(A word here about genre writers versus real writers.  I think genres are useful for publishers, editors, marketers, and booksellers.  I think genres are useless and misleading for writers, readers, and critics.  I love Follett’s writing.  He is a master storyteller who can write a “thriller” or a “literary fiction novel” just as easily – “one day I make a table, one day I make a chair,” as Ian M. Banks said.  After the last Follett book I read, I read a collection of short stories by Andre Dubus.  I was blown away by the Follett  in a different way from the Dubus book, but I was still blown away.  They are both master storytellers.  When I go to the library this afternoon, I plan on picking up Virginia Woolf, Steve Helprin, William Maxwell, and Jim Butcher.  Conclusion: to Hell with genres.)

Today is more work at the day job.  I will try to be grateful for what I have and do the best I can.  I desperately want to pick up my notebook and flee, but I have responsibilities.  Also, constantly suppressing the urge to run away is a hard and unnecessarily stressful way to approach life.

I  learned something this week and that is a victory. The outline idea has given me some energy and drive.  I know now what the next step is.  The map is becoming clearer and it is time to get moving.

My love, I do this for me, for you, and for us.


I have known for about six years now what it is I need to do: I need to write a  book.  Yes, I want to be a Writer – I want to support myself by writing and never have to work for anyone ever again.  I want to see my name on books in every bookstore I pass.  I want to see people reading something I wrote.  I want all that.  But I know now that I also need it.  Writing is all I think about and all I want to do.

But I have not been doing it.

I have been running from myself and ignoring the voice inside me telling me the truth.  I’ve been too afraid to sit down and write something terrible.  Too afraid to remake my life in order to make time and space for the work.  Too afraid to leave the comfortable routine of my life and give up the familiar feelings of frustrated ambition.  It’s been much easier whine and feel victimized by life than to take responsibility for my dreams.

A week from today I will turn thirty-six.  I have not finished a book and it’s killing me.  Last month I felt twinging pains in the left side of my chest.  There is a history of heart disease in my family and many of my male ancestors have died at my age.  I’m not going to let that happen to me.  It’s time for me to act.

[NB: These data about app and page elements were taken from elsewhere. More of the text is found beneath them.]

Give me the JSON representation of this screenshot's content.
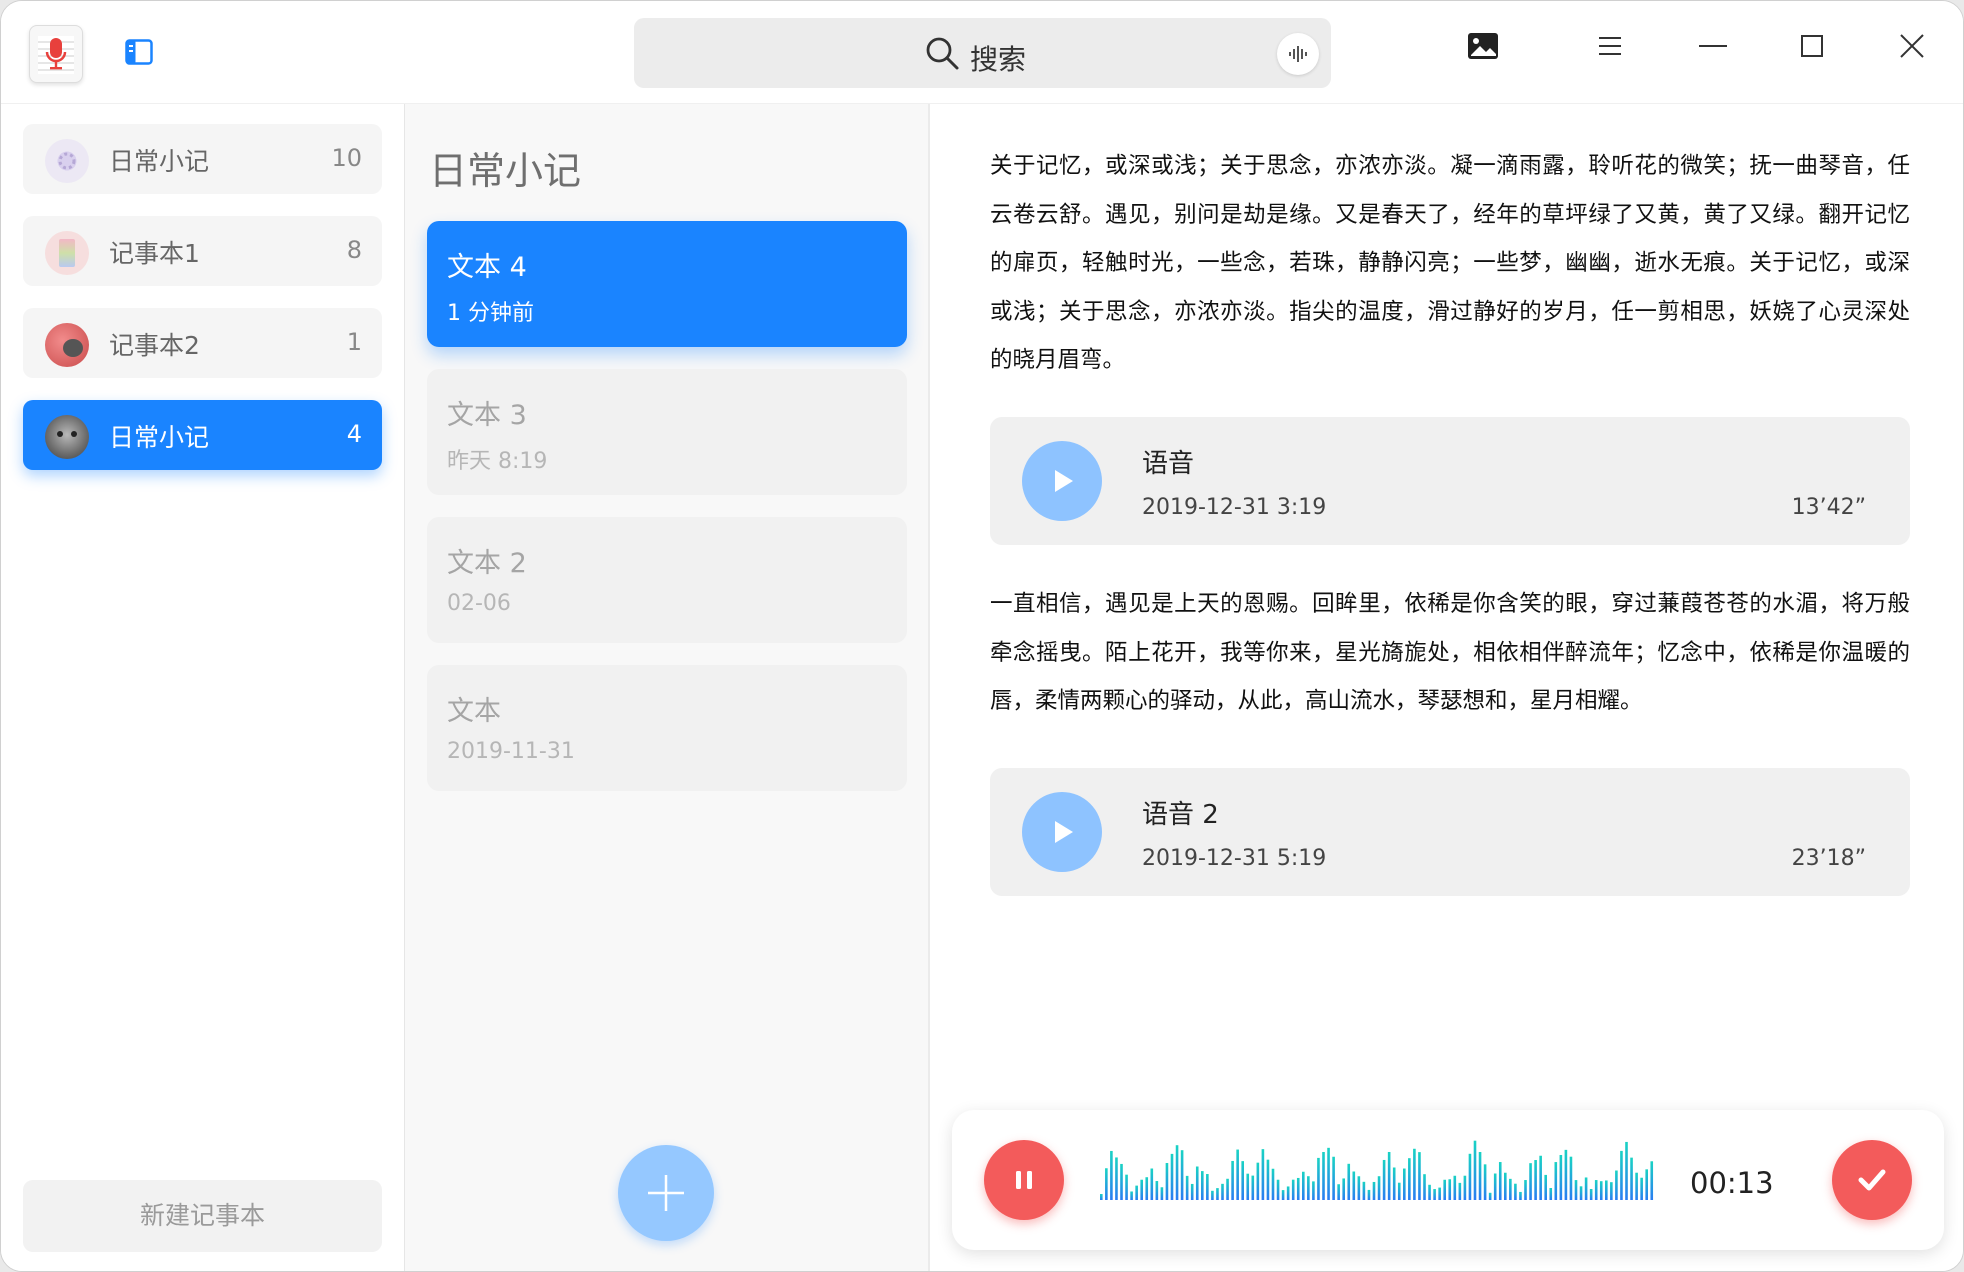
{
  "header": {
    "search_label": "搜索"
  },
  "sidebar": {
    "notebooks": [
      {
        "name": "日常小记",
        "count": "10"
      },
      {
        "name": "记事本1",
        "count": "8"
      },
      {
        "name": "记事本2",
        "count": "1"
      },
      {
        "name": "日常小记",
        "count": "4"
      }
    ],
    "new_notebook_label": "新建记事本"
  },
  "notes_panel": {
    "title": "日常小记",
    "notes": [
      {
        "title": "文本 4",
        "date": "1 分钟前"
      },
      {
        "title": "文本 3",
        "date": "昨天  8:19"
      },
      {
        "title": "文本 2",
        "date": "02-06"
      },
      {
        "title": "文本",
        "date": "2019-11-31"
      }
    ]
  },
  "editor": {
    "paragraph1": "关于记忆，或深或浅；关于思念，亦浓亦淡。凝一滴雨露，聆听花的微笑；抚一曲琴音，任云卷云舒。遇见，别问是劫是缘。又是春天了，经年的草坪绿了又黄，黄了又绿。翻开记忆的扉页，轻触时光，一些念，若珠，静静闪亮；一些梦，幽幽，逝水无痕。关于记忆，或深或浅；关于思念，亦浓亦淡。指尖的温度，滑过静好的岁月，任一剪相思，妖娆了心灵深处的晓月眉弯。",
    "voice1": {
      "title": "语音",
      "date": "2019-12-31  3:19",
      "length": "13’42”"
    },
    "paragraph2": "一直相信，遇见是上天的恩赐。回眸里，依稀是你含笑的眼，穿过蒹葭苍苍的水湄，将万般牵念摇曳。陌上花开，我等你来，星光旖旎处，相依相伴醉流年；忆念中，依稀是你温暖的唇，柔情两颗心的驿动，从此，高山流水，琴瑟想和，星月相耀。",
    "voice2": {
      "title": "语音 2",
      "date": "2019-12-31  5:19",
      "length": "23’18”"
    }
  },
  "recorder": {
    "elapsed": "00:13"
  },
  "colors": {
    "accent": "#1a84ff",
    "record_red": "#f35b5b",
    "play_blue": "#8ec3ff"
  }
}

So I’m setting out to write the book.  I don’t know what I’m doing.  I’ve scribbled a lot of notes over the past couple of years and written a few fragmentary short stories.  But I’ve stayed on the surface of my writing and haven’t put in the daily, disciplined work required to get better and go deeper.  I’m still a beginner.  Looking over my notebooks, I see flashes of potential.  Something is there.  It’s hiding out there in the wilderness and I have to find it.

My plan is simple.  I’m going to leave home one day soon and set out to find My Novel. I don’t know where it is, but I know I can find it if I start looking. The only map to My Novel is the one I draw myself. I’ll leave a trail of crumbs here on the blog in case I get lost.

I wish someone could point me in the right direction. But if they could, I wouldn’t go. I hate when people tell me what to do.

I have nothing to take with me but a few pens and other survival tools.  Everything else I plan to find along the Way.  This journey will lead to fortune and glory, or end with my own fiery death.

I’m looking forward to the work and the trip.  To be honest, I’m not looking forward to changing my life, but I know I’m in a rut and I know on the other side of all this, I’ll be much happier.

As Mencken said, “Every normal man must be tempted at times to spit on his hands, hoist the black flag, and begin to slit throats.” And that time is now.

Metaphorically speaking of course…